··· Working data

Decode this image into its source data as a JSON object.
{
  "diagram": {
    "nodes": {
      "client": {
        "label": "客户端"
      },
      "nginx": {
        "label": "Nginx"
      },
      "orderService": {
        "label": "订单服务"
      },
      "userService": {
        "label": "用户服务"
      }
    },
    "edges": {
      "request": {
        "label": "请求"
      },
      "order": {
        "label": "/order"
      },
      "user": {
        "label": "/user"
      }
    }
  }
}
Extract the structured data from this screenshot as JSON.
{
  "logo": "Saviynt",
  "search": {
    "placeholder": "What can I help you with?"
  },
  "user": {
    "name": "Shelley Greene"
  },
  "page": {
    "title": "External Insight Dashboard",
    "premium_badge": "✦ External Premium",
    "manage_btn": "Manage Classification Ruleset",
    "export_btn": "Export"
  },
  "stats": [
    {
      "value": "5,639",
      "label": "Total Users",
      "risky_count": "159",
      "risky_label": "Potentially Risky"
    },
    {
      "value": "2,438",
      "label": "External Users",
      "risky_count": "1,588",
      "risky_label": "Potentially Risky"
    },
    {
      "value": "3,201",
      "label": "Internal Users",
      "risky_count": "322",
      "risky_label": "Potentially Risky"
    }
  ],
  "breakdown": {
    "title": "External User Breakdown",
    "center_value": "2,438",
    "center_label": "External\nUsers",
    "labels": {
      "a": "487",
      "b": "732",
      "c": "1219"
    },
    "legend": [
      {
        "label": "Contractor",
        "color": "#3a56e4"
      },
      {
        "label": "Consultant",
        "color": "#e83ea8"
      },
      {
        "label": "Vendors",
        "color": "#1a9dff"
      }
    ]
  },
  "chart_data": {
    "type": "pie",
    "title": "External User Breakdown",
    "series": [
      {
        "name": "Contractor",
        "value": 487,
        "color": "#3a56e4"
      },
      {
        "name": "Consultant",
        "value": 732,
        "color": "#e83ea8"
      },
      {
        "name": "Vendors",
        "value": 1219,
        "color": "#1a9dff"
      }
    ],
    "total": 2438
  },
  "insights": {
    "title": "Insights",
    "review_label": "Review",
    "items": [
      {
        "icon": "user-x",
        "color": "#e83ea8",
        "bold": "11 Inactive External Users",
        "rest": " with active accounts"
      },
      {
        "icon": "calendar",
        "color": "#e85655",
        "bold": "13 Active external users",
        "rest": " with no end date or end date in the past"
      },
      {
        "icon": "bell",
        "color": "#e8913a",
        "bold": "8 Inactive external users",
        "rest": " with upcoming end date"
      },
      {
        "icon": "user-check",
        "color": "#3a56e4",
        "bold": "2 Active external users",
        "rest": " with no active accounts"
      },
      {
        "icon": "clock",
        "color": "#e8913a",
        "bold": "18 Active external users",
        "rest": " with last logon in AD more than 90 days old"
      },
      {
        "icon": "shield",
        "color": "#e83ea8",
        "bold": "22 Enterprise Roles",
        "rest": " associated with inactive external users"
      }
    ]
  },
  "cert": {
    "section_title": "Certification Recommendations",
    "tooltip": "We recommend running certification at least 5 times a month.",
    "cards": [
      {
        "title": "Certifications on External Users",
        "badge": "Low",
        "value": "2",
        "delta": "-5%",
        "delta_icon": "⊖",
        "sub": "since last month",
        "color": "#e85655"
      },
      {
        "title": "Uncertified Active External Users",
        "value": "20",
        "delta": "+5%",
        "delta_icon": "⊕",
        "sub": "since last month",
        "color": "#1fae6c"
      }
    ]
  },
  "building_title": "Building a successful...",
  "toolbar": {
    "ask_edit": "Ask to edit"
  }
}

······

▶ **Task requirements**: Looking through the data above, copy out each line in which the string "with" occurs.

▶ **Task output**:
    "placeholder": "What can I help you with?"
        "rest": " with active accounts"
        "rest": " with no end date or end date in the past"
        "rest": " with upcoming end date"
        "rest": " with no active accounts"
        "rest": " with last logon in AD more than 90 days old"
        "rest": " associated with inactive external users"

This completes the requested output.